Clear Light [Elektra EKS-74011] was recorded two months earlier, in April 1967, in the same studio, Sunset Sound, and with the same engineer, Bruce Botnick. Like The Doors' eponymous debut recorded the previous year, it possesses a distinct character which separates it from other LA bands of that fecund period, while distancing them further from the competing sound of San Francisco's bands. Sixty-five years on, these LPs remain paradigms of rock-with-subtlety.

So nakedly revealing is the Vertere SG-1, and so coherent its demeanour that you could hear with minimal effort the signature sound of both Botnick's skills (also heard on Buffalo Springfield's immortal Again) and the mid-1960s Elektra label per se. It's a delicious blend of the incisive and the soothing, as if fuzz-tone guitars and massed strings are natural allies. Yes, Clear Light and Love (and The Doors) are siblings.


Transparent rear of the SG-1 reveals 7-pin DIN connector for the Imperium PSU's dedicated motor link cable [right] and captive tonearm cable with strain relief [left]. Note adjustable 'wings' on the tonearm counterweight for fine azimuth tuning

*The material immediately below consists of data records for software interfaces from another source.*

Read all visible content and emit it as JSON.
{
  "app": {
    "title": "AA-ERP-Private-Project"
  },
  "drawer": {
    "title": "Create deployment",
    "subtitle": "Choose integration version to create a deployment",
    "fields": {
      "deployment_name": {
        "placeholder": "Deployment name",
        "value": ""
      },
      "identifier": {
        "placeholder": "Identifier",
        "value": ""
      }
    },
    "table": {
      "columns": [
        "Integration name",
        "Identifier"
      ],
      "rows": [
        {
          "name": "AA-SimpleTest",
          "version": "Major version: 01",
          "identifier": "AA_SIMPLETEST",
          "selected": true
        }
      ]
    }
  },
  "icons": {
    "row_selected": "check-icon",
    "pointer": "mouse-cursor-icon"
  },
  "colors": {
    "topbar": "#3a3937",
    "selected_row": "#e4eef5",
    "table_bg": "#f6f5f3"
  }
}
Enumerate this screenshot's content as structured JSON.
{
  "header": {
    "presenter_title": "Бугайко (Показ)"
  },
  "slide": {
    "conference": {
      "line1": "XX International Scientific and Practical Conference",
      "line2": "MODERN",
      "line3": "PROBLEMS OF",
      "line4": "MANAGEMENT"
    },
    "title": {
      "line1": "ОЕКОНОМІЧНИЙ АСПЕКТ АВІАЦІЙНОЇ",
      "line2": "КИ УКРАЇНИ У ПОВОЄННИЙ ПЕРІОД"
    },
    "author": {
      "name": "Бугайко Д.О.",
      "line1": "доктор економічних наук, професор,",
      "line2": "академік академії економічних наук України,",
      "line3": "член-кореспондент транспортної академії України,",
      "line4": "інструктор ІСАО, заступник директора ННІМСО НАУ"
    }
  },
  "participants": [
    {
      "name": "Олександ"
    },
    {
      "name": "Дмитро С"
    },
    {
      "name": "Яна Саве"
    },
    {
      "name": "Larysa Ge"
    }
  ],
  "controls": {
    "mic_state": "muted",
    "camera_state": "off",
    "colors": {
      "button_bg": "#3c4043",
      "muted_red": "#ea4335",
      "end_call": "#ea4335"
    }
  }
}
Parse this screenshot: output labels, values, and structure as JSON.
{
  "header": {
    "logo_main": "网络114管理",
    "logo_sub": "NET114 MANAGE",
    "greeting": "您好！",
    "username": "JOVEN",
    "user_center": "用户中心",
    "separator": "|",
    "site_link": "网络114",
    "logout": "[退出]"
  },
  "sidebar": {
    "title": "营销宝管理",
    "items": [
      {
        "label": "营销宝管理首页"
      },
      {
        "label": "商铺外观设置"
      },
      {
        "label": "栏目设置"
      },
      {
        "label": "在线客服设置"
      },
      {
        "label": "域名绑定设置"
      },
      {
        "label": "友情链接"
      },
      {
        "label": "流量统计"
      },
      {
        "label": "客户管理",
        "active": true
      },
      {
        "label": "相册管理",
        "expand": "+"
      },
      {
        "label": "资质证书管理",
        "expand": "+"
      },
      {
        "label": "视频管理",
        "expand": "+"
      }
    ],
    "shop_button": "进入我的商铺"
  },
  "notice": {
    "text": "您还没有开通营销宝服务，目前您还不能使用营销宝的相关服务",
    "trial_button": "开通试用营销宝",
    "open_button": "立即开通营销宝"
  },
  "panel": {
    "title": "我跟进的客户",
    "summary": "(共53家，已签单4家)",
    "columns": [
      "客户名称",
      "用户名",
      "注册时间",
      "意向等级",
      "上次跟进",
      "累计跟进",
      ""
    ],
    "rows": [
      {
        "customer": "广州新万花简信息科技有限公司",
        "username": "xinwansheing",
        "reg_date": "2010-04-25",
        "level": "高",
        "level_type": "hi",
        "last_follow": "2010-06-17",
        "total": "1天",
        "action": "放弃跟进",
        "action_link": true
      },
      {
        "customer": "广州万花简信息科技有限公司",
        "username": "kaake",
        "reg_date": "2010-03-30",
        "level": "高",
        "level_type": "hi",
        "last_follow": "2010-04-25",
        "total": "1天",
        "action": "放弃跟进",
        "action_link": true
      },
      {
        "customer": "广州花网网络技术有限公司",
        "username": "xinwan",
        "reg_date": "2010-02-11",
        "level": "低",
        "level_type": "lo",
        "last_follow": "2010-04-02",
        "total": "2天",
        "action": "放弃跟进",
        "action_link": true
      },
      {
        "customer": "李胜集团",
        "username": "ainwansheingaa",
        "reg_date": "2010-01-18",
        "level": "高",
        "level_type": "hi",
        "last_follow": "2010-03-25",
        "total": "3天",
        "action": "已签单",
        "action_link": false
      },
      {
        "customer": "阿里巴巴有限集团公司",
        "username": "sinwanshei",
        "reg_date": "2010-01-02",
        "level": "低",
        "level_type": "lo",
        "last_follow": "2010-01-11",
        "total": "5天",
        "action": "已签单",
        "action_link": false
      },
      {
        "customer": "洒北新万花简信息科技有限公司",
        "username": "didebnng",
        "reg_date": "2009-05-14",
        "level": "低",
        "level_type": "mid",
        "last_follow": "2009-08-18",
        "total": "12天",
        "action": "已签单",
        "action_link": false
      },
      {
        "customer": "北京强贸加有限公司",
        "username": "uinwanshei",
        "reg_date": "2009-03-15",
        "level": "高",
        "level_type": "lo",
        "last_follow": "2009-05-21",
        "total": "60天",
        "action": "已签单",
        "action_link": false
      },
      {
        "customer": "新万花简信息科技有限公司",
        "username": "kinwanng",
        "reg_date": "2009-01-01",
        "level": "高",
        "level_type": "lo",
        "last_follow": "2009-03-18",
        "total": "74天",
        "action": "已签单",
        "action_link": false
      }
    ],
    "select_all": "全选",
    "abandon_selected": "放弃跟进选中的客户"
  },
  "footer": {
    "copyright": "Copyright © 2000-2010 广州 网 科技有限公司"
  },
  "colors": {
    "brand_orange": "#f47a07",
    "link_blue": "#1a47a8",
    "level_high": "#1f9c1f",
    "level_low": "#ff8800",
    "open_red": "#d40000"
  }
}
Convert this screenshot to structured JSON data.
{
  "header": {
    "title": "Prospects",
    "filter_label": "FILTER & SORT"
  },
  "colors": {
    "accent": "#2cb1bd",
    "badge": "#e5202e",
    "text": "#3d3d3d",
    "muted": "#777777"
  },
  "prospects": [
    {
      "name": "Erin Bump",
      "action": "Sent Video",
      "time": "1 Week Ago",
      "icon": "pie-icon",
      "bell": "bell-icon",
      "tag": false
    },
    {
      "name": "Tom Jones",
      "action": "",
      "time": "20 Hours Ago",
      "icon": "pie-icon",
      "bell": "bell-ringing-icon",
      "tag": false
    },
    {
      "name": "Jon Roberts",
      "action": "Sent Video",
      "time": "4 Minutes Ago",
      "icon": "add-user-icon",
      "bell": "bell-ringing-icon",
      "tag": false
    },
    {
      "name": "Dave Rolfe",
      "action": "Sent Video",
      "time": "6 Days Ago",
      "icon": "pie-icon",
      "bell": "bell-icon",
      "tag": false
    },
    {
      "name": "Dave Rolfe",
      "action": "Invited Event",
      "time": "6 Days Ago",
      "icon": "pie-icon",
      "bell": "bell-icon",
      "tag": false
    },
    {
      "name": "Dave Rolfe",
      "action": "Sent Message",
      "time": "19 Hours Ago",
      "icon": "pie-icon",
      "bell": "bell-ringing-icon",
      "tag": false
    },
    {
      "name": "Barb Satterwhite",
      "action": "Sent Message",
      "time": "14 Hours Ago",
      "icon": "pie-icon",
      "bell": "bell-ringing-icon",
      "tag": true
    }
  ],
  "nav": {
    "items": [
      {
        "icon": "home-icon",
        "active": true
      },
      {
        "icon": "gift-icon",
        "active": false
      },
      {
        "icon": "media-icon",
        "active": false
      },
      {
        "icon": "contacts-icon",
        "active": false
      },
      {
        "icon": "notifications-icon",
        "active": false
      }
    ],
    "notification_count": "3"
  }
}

With the SG-1 flaunting undeniable finesse above palpably powerful lower registers in recordings so endowed, it seemed to be in direct contradiction to my near-religious belief that an LP should be all-but-glued to the platter. Yes, the truly commanding TechDAS Air Force III Premium [HFN Jun '19], at twice the price and with vacuum hold-down and air-bearing, can extract a trace more mass and solidity, but that's not the point. The SG-1 satisfies nearly as much by going in a different direction. Like I said, Touraj is an iconoclast.

Even cacophony doesn't faze the SG-1. Few saxophone solos are as madly screechy as that in 'Astronaut Food' from Sopwith Camel's The Miraculous Hump Returns From The Moon [Reprise MS2108]. Think of the weirdest noises ever made by the astounding Sun Ra and you're close: soaring treble, rapid attack, red hot transients. By the time I got to Carole King's Tapestry [Ode Records SP-77009], chosen to relax me by wallowing in its deliciously convincing piano and yet more floor-filling bass, I was hooked.

Hi-Fi News Verdict
Turntables are 'hands-on', so it's always a bonus when a deck excites a pro-active listener. The SG-1 is the antithesis of streaming and a completely fresh approach to vinyl playback, right down to the counterintuitive removal of the spindle. Against all my preconditioning, I fell in love with the SG-1 for both its iconoclasm and its sound, especially the quietness and the cavernous bass. This deck rocks.

Vertere Ltd
Supplied by: Vertere Ltd
0203 176 4888